“Well look at you, we heard you were coming,” were the first words I heard upon arrival to Dismas house. The middle-aged man sitting outside the old house was wearing a light tan hoodie and smoking a cigarette. I smiled and expressed how excited I was to finally meet everyone as he let me inside the house. Upon entering, I was given a quick tour and then told to go introduce myself to everyone. I turned to my right to see a full-grown man, Jeff, focused intensely on crocheting a scarf. I pulled up a chair next to him and before we had time to run through small-talk conversation, he said, “This is all did in prison.” After sitting in conversation for 10 or 15 minutes, I realized how Jeff’s past, specifically his time in prison, had completely shifted his goals and perspective on the future.
Throughout the night, the same thing hit me over and over again; the stories and situations of these individuals have not only immensely shaped their identity and self perception, but they have shaped the perspective they have on the future. Louis Kriesberg writes, “Developing a sense of self is an essential part of every individual becoming a mature person. Each person’s self-conception is a unique combination of many identifications.” Some of these identifications include the people around you, the situations you observe, the things you’ve accomplished, the things you’ve involved in, and the places you live.
Another key thing I noted was the emphasis on hard work once joining Dismas house. Not only do jobs, chores, work give the people at Dismas a sense ofresponsibility and pride, but it teaches them to live independently. One woman I met gets up at 2:30am to go to work each morning. Another person, Kyle, bragged about how privileged he was to take Astronomy at the community college nearby. The things these individuals had accomplished shaped a large portion of their identity, especially the positive things that they had accomplished and things they were involved in doing.
Shelly is always the first one to give me a hug upon arrival to Dismas House. On Thursday, I found her outside the house smoking and talking loud with one of the other residents. She smiled soft and asked about my week before we went inside to begin women’s group. Myriad things led to women’s group being cancelled, and after saying hello to everyone else in the house, I went into the kitchen to find Shelly sitting alone at the table. I sat down next to her and asked what she was thinking about. That simple question led to an hour and a half discussion about her children, her ex-husband, and her mother. I would later come to find out that Shelly had been raped at the age of 3, 8, and then 13. Because she suffered from so much violence, she was never able to re-gain her footing and understand how to treat her own children.
A few weeks later, while sitting in the living room, I asked George what he did for Easter which led to a conversation about his family. He remarked, “When I was fourteen, and looking back I realize just how young fourteen really is, although I didn’t think so at the time … well anyways, when I was fourteen, I got my first full time job. 40 hours a week. By the time I dropped out of school at the age of 16 I had been totally self-supported for 2 years.”.
I see George every week but he’s never made it a point to talk to me. Sometimes it feels as though he purposely avoids me. After telling me about his family he looked straight into my eyes and said, “you’ve never had anything go wrong for you, have you? You said you’re 18, right? There’s really nothing more we can talk about because we’re so different, you see.”

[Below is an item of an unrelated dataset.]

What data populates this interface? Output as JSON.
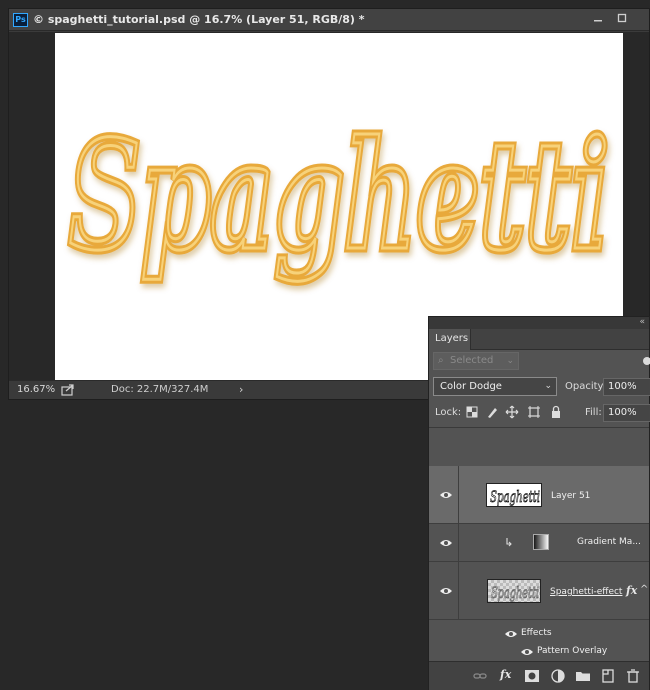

And that was the fundamental issue that had been looming in my relationships with the people at Dismas since the beginning: they saw me as a reference point.
To George, Shelly, Kyle, Jeff, and the others, I was the privileged white girl who was born into a perfect family who wore matching outfits to church on Sunday, came to Notre Dame to make a six-figure salary, and somehow landed in a class that made me serve Dismas House once a week for academic credit.
I told him that my parents were missionaries with literally no income and the only way I had the ability to go to Notre Dame was because of need-based aid. I told him how I’d seen divorce, alcoholism, and abuse in my own life. I told him of the two children I saw murdered and the many more I saw pass away due to curable diseases. I told him all about how hard life can be from my “end” of the spectrum that George had created in his mind around how well people would be able to relate.
He listened intently and after telling a small portion of my story I told him how we all deal with issues; some issues are just manifested differently than others. I couldn’t believe the shock on his face when he heard me say, “We are all equal George, no one person has any less worth because they happened to deal with more stuff than another. The fact that some people are born into better situations than others isn’t something we can control.” It was like he had never heard it said before.
To form peace, we need to stop noticing people on any other basis other than the fact that they are homo sapiens. Only then will we be able to live in peace with our neighbor no matter what race, identity, gender, or any other point of divide they identify with. It is my hope that everyone at Dismas, and everyone around the world, learns the truth that we are all created equal and deserve to be treated in the same respectful way.